TASK =
Copy out each line containing "Annotation" from the entries below.

DATA FOR REVIEW =
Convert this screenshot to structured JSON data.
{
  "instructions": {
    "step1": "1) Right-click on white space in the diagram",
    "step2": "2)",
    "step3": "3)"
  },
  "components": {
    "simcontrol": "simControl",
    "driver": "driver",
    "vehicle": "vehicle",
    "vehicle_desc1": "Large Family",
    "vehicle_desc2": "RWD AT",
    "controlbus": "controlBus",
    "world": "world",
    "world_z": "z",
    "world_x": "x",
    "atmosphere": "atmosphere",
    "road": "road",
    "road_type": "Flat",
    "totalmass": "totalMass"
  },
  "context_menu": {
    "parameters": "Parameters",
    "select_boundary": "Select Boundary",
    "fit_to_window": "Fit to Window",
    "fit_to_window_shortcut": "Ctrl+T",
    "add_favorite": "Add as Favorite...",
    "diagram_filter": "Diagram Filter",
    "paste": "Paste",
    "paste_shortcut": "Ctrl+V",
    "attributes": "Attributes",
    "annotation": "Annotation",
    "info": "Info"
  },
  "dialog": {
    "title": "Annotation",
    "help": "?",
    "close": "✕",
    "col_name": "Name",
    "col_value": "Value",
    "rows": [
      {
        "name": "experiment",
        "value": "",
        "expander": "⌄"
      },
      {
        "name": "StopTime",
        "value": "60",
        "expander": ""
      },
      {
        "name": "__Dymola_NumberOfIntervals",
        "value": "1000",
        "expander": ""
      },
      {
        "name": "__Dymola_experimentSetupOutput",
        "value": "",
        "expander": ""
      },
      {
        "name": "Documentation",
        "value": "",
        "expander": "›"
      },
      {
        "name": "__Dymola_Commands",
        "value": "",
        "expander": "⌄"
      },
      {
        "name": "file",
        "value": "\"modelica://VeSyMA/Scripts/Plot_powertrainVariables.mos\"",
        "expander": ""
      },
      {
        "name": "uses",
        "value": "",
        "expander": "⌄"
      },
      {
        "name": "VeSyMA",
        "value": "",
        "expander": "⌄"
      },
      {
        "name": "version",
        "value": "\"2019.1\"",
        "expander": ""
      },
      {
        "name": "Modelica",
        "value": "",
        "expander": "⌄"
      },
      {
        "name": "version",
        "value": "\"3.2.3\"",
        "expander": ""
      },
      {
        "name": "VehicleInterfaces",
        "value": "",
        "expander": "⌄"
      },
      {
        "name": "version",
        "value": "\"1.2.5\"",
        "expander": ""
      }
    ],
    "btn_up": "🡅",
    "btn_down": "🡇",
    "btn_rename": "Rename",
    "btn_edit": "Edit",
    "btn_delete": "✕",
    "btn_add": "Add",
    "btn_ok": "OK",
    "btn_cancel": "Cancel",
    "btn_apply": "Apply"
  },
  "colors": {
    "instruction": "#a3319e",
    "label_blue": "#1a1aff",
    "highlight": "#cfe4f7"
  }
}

EXERCISE SOLUTION =
    "annotation": "Annotation",
    "title": "Annotation",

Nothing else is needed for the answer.